Fig. 1 above illustrates the principles, and Fig. 2 shows a photo of the lgTIRF system. The system is mounted onto a 110x160mm K-frame, which is a standard for motorized XY translation stages. In Fig. 2, K-frame is shown nested into a larger platform suitable for manual XY stages. The base model of lgTIRF system is equipped with four TIRF excitation light launchers: two side-end launchers SEL-1 and SEL-7, a mobile launcher for coupling light from the top surface, and a stationary bottom-entrance launcher. The launchers are schematically shown in Figs. 3-6.Two versions of the side-end launchers SEL-1 and SEL-7 differ by the width of the TIRF area generated at the surface. SEL-1 produces a narrow band - up to 1-mm wide. SEL-1 is recommended for single molecule detection and other applications that require high intensity of the evanescent wave. SEL-7 launcher generates a wider band of the evanescent wave up to 20-mm wide, which is well-suited for real-time microarray applications that require measuring of the response of the entire microarray printed at ~20x20 mm area (Fig. 4a).
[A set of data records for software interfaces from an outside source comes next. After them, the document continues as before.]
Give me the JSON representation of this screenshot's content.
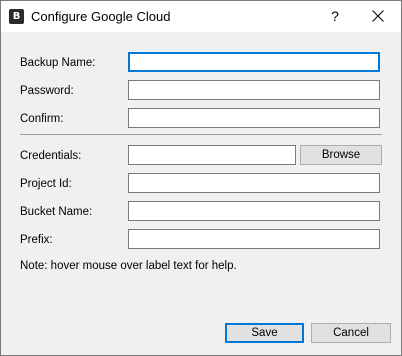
{
  "window": {
    "app_icon_letter": "B",
    "title": "Configure Google Cloud",
    "help_label": "?"
  },
  "form": {
    "backup_name": {
      "label": "Backup Name:",
      "value": ""
    },
    "password": {
      "label": "Password:",
      "value": ""
    },
    "confirm": {
      "label": "Confirm:",
      "value": ""
    },
    "credentials": {
      "label": "Credentials:",
      "value": "",
      "browse_label": "Browse"
    },
    "project_id": {
      "label": "Project Id:",
      "value": ""
    },
    "bucket_name": {
      "label": "Bucket Name:",
      "value": ""
    },
    "prefix": {
      "label": "Prefix:",
      "value": ""
    },
    "note": "Note: hover mouse over label text for help."
  },
  "footer": {
    "save_label": "Save",
    "cancel_label": "Cancel"
  },
  "colors": {
    "focus_accent": "#0078d7",
    "dialog_bg": "#f0f0f0"
  },
  "icons": [
    "app-icon",
    "help-icon",
    "close-icon"
  ]
}
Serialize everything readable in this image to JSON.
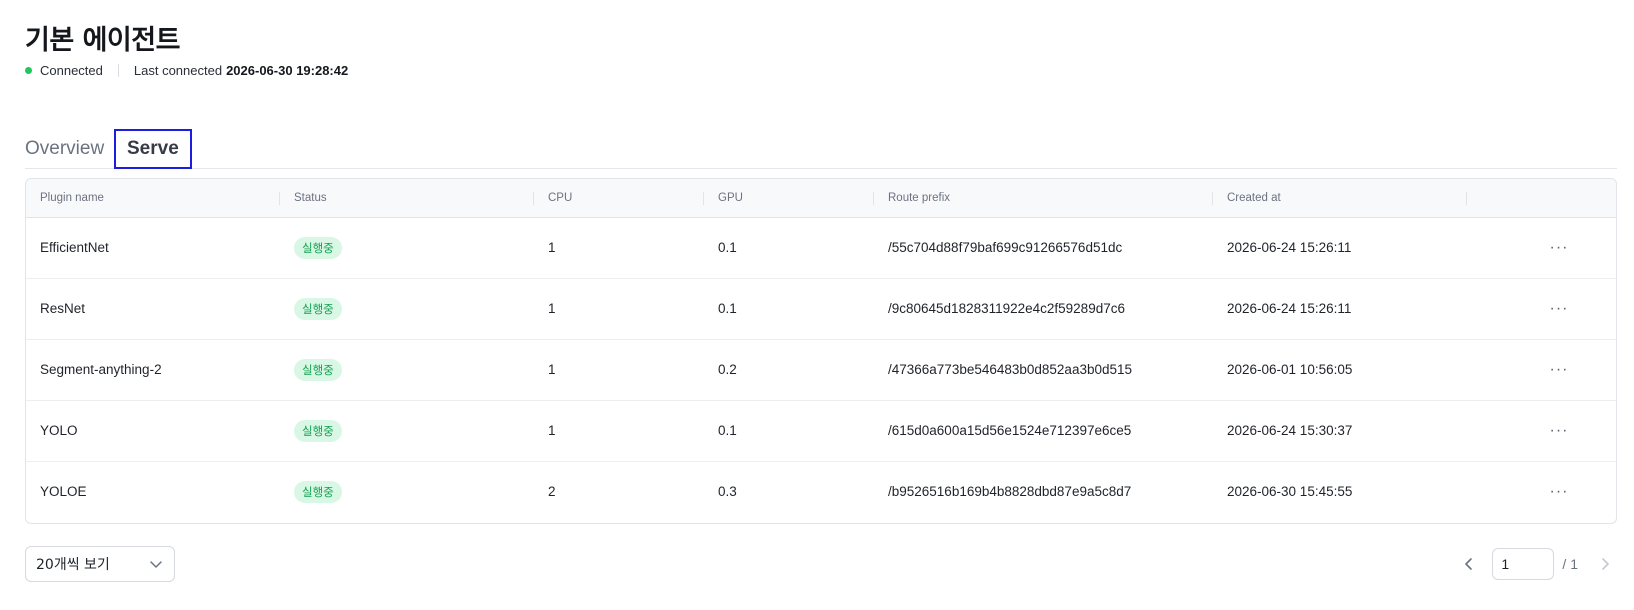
{
  "header": {
    "title": "기본 에이전트",
    "status": "Connected",
    "last_connected_label": "Last connected",
    "last_connected_time": "2026-06-30 19:28:42"
  },
  "tabs": [
    {
      "label": "Overview",
      "active": false
    },
    {
      "label": "Serve",
      "active": true
    }
  ],
  "table": {
    "columns": [
      "Plugin name",
      "Status",
      "CPU",
      "GPU",
      "Route prefix",
      "Created at",
      ""
    ],
    "rows": [
      {
        "name": "EfficientNet",
        "status": "실행중",
        "cpu": "1",
        "gpu": "0.1",
        "route": "/55c704d88f79baf699c91266576d51dc",
        "created": "2026-06-24 15:26:11"
      },
      {
        "name": "ResNet",
        "status": "실행중",
        "cpu": "1",
        "gpu": "0.1",
        "route": "/9c80645d1828311922e4c2f59289d7c6",
        "created": "2026-06-24 15:26:11"
      },
      {
        "name": "Segment-anything-2",
        "status": "실행중",
        "cpu": "1",
        "gpu": "0.2",
        "route": "/47366a773be546483b0d852aa3b0d515",
        "created": "2026-06-01 10:56:05"
      },
      {
        "name": "YOLO",
        "status": "실행중",
        "cpu": "1",
        "gpu": "0.1",
        "route": "/615d0a600a15d56e1524e712397e6ce5",
        "created": "2026-06-24 15:30:37"
      },
      {
        "name": "YOLOE",
        "status": "실행중",
        "cpu": "2",
        "gpu": "0.3",
        "route": "/b9526516b169b4b8828dbd87e9a5c8d7",
        "created": "2026-06-30 15:45:55"
      }
    ],
    "row_action_icon": "more-horizontal-icon"
  },
  "footer": {
    "page_size_label": "20개씩 보기",
    "current_page": "1",
    "total_pages": "/ 1"
  },
  "colors": {
    "connected": "#22c55e",
    "badge_bg": "#d9f7e5",
    "badge_text": "#12a150",
    "active_tab_border": "#1d1de0"
  }
}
Fig. 5 shows the principle of coupling light using a top-surface mobile fiber optics launcher. The latter can be used for coupling TIRF excitation from any site available at the top surface of the coverslip. Fig. 6 illustrates coupling from the bottom surface. This geometry is engineered for TIRFing Petri dishes equipped with optical bottoms. In this case, the light enters from the bottom of a Petri dish and undergoes multiple reflections as shown in Fig. 6. The fiber, which is embedded into the K-frame, and the coverslip are brought in optical contact by a droplet of immersion oil, so that the Pertri dish can “float” along the XY axes.